One of my favorite posts you’ve written, to date. So excellent. Thank you for having the courage to share this with all of us!
Oh yes, Matt! When I read the last post about the young man who was spanked by his daddy & he didn’t know what he did wrong reminded me of my childhood as well. My mother caught me stealing money from her purse & rather than spanking me, she sat me down & lovingly told me what I did wrong. Then she knealt down by the side of the bed & took time to pray with me. Giving it up to God was such a kind thing for my ma ma to do with her little girl that when I became a mother to our three sons I did the exact same thing. My daddy was my biggest protector for sure but when I finally had courage to tell him about being molested by a grandpa & youth pastor even though he wept, he did nothing. I thought because he was a pastor he’d know what to do but ignorance played a big part in his keeping me silent for three more years until I blew the cover off & finally told both my dad & mom. My brother was my biggest protector. I followed him everywhere & copies everything he did. He is two years older than I am & was so kind. We are closer than close even today. He is the only sibling I have but simply the best!
Ive tried some inner child therapy…it hasnt worked for me. Cant connect to her, have to much hatred towards weakness, emotion that the inner self has…I know its due to abusive up bringing….

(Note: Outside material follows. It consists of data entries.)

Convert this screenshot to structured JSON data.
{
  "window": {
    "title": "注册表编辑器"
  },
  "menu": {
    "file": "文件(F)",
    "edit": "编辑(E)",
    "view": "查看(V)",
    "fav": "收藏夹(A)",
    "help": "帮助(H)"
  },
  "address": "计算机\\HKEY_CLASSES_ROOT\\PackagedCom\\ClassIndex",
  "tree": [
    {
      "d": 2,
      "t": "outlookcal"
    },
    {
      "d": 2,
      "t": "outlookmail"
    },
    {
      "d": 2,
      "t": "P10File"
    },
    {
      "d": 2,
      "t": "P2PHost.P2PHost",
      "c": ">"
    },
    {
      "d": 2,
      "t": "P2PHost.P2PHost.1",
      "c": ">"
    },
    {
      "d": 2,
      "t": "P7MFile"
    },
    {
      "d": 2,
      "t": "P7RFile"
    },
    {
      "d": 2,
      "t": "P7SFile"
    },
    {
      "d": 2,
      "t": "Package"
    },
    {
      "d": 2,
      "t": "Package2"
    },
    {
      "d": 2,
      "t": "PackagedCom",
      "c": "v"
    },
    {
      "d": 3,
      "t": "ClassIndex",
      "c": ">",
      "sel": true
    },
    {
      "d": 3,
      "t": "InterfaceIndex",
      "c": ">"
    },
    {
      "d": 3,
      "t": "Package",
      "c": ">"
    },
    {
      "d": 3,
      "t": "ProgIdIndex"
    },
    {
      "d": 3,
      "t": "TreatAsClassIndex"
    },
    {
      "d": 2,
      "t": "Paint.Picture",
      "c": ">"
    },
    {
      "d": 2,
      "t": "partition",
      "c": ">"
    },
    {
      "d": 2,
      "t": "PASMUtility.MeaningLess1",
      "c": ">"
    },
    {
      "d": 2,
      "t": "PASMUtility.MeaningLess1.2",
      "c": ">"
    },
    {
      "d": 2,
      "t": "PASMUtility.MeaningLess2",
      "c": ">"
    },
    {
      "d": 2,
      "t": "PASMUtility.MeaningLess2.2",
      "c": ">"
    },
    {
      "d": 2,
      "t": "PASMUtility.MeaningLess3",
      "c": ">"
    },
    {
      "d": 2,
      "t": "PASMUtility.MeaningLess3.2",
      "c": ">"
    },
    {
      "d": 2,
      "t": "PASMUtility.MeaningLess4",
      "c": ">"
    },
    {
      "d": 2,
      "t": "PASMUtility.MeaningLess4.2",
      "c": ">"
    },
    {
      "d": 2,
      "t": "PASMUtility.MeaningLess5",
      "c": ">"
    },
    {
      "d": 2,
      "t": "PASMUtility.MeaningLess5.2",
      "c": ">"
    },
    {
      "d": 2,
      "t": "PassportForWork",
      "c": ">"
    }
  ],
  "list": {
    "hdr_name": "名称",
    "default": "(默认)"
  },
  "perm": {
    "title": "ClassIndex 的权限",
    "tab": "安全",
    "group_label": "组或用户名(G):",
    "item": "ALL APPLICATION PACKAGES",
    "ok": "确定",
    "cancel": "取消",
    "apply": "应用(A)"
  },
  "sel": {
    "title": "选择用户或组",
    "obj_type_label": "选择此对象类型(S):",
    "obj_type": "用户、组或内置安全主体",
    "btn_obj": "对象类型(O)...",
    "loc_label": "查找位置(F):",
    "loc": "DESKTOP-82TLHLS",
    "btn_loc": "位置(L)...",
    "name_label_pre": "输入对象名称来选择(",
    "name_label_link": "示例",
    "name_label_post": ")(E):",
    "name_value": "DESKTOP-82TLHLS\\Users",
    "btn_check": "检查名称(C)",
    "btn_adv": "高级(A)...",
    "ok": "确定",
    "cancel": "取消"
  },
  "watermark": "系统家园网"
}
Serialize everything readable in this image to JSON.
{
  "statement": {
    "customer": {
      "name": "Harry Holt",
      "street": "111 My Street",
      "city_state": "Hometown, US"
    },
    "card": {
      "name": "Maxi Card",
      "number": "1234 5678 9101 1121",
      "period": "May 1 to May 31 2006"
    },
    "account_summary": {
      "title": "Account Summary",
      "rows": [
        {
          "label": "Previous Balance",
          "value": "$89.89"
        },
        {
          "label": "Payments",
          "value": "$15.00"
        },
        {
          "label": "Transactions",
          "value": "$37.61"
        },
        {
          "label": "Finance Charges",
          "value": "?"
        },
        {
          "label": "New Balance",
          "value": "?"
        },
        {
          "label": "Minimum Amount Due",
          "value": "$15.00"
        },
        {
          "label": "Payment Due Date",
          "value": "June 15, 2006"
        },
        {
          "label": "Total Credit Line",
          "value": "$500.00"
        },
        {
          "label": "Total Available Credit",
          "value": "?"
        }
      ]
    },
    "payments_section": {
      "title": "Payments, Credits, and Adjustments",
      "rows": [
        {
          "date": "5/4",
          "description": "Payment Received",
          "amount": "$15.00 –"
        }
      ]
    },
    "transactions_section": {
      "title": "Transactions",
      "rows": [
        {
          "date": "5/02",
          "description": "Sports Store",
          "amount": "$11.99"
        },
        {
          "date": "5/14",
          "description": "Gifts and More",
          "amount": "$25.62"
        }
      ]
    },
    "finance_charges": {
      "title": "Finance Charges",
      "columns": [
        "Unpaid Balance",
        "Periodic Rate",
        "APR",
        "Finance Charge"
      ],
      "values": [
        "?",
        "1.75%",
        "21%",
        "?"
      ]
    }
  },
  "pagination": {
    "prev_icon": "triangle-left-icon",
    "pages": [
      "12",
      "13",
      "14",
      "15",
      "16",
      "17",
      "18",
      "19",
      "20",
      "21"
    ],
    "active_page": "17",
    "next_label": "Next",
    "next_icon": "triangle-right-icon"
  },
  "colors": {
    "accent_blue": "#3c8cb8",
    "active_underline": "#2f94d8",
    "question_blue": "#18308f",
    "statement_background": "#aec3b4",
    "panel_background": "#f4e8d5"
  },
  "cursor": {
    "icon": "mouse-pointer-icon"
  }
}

Thanks so much for sharing your thoughts! Believe me I can so relate to what you are saying, I mean in so many ways! I have held animosity and anger towards my inner child ever since I started this healing journey. I blame him for so much of what I went through. Not only my young 5-10 yr inner child but also my early teenage inner child. It’s very easily and seemingly logical to place the blame on someone who was there and endured the trauma first hand. Very easy, in that we are adults and thinking with an adult mind.
If we think of how innocent children are, how powerless they are, and vulnerable to grooming and fear, it becomes easier to embrace love and compassion…in time. There is no quick fix or easily solution. It’s long, hard work, but as I’ve been finding out, it’s well worth all of the effort we put into it.
Sending you so much support friend! Right there with you.
Great post Matt. This is exactly where I am today. I ignored my inner child’s warnings all my life. When I was little I would disosociate because my abusers were always bigger and there was no way out. Now that I am an adult I am on the journey of learning to listen and believe my inner little one. My inner child can be nurtured as it’s longed to by someone who is safe – me. Thank you for sharing openingly about this part of your journey.
It’s damn painful inner child therapy but needs to be done